    Anonymous , October 22, 2008 8:26 PM
    Sounds much like Asus' Splashtop.
    but now it uses a separate CPU to boot.. strange...
  • 0 Hide
    cruiseoveride , October 22, 2008 9:23 PM
    probably an embedded linux solution
  • 0 Hide
    JonnyDough , October 22, 2008 10:25 PM
    "The Instant-On feature sounds a lot like Dell Media Direct, a partition that was pre-configured on select Dell systems that allowed you to listen to music and watch videos without having to boot into the operating system"

    I don't know if it was Dell that came up with this idea. It may have been around before Dell was. Back in 1997 or so I recall that my math teacher had a computer with a "CD" button or something that would allow you to boot into DOS and play a CD from a program without booting into the OS. Even though I remember it from about 1997, I think his computer may have been a few years older than that. If anyone might know anything about this please inform us of it. I'd like to know more.
  • Display all 7 comments.
  • 0 Hide
    Anonymous , October 22, 2008 10:44 PM
    on viewing the video it seems like a blackberry like OS, running from a separate processor.

    A little like from the time when the Intel Core Solo platforms where created, with 2 separate CPU's.

    only this time,a setting for low power (linux OS), and one for high power (the normal OS).
    So in essence it would be the same principle as a splashtop.
    Dell would have better spend time on how to boost the booting process of the pc (like for instance have a highspeed flash memory allocated to store a hybernation file in or something...
  • 0 Hide
    Darkk , October 23, 2008 3:08 AM
    My HP laptop does have the ability to play DVD movies without booting up windows. It got a Linux partition with DVD player software already installed. Pretty cool.
  • 0 Hide
    derek2006 , October 23, 2008 5:12 AM
    ProDigit80on viewing the video it seems like a blackberry like OS, running from a separate processor.A little like from the time when the Intel Core Solo platforms where created, with 2 separate CPU's.only this time,a setting for low power (linux OS), and one for high power (the normal OS).So in essence it would be the same principle as a splashtop.Dell would have better spend time on how to boost the booting process of the pc (like for instance have a highspeed flash memory allocated to store a hybernation file in or something...


    I had a old windows 95 PC that could do something like that. When trying to play games it could actually reboot and not ever start up the operating system. This allows the game to have full access to the hardware.
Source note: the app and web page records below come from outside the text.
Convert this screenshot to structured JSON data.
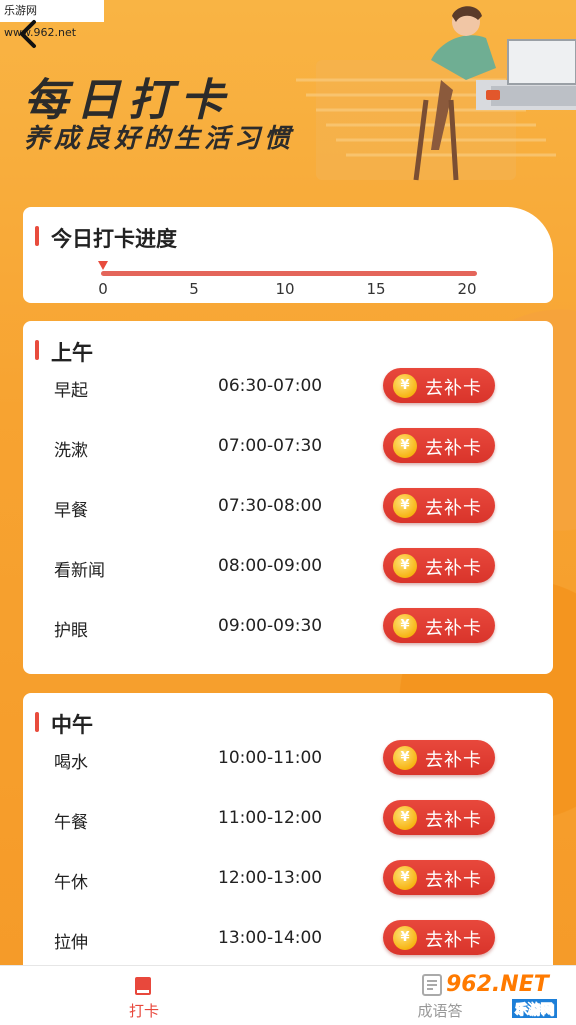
{
  "watermark_top": "乐游网 www.962.net",
  "header": {
    "title": "每日打卡",
    "subtitle": "养成良好的生活习惯"
  },
  "progress": {
    "title": "今日打卡进度",
    "ticks": [
      "0",
      "5",
      "10",
      "15",
      "20"
    ],
    "current": 0,
    "max": 20
  },
  "sections": [
    {
      "title": "上午",
      "items": [
        {
          "name": "早起",
          "time": "06:30-07:00",
          "button": "去补卡"
        },
        {
          "name": "洗漱",
          "time": "07:00-07:30",
          "button": "去补卡"
        },
        {
          "name": "早餐",
          "time": "07:30-08:00",
          "button": "去补卡"
        },
        {
          "name": "看新闻",
          "time": "08:00-09:00",
          "button": "去补卡"
        },
        {
          "name": "护眼",
          "time": "09:00-09:30",
          "button": "去补卡"
        }
      ]
    },
    {
      "title": "中午",
      "items": [
        {
          "name": "喝水",
          "time": "10:00-11:00",
          "button": "去补卡"
        },
        {
          "name": "午餐",
          "time": "11:00-12:00",
          "button": "去补卡"
        },
        {
          "name": "午休",
          "time": "12:00-13:00",
          "button": "去补卡"
        },
        {
          "name": "拉伸",
          "time": "13:00-14:00",
          "button": "去补卡"
        }
      ]
    }
  ],
  "coin_symbol": "¥",
  "tabbar": {
    "tabs": [
      {
        "label": "打卡",
        "icon": "book-icon",
        "active": true
      },
      {
        "label": "成语答",
        "icon": "document-icon",
        "active": false
      }
    ]
  },
  "watermark_bottom": {
    "main": "962.NET",
    "sub": "乐游网"
  },
  "colors": {
    "accent": "#e8483c",
    "background": "#f7a531",
    "coin": "#f7b514"
  }
}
I suspect they don't do this anymore because hardware is so diverse.
  • 0 Hide
    hemelskonijn , October 23, 2008 12:09 PM
    JonnyDough:

    Some good old advanced 486DX4 mobo's supported a dual bios setup (some even mouse controlled) you could switch between the two bios with a dip switch or a jumper.
    It would not be that hard to use the jumper pins to connect a button and start from the second BIOS chip wich in turn could make sure some minimalistic media player os.
    He would have to be a genius to program all the stuff in a two meg rom though its not impossible for as far as i can see.
    Less genius but still impressive would be letting the second BIOS boot a hard drive floppy drive usb drive or whatever in stead of the regular hard drive.
    And now i think of it ... since we already had those nice looking mouse controlled BIOS there might have been a chip bakery (or customiser) that just sold a solution based on it.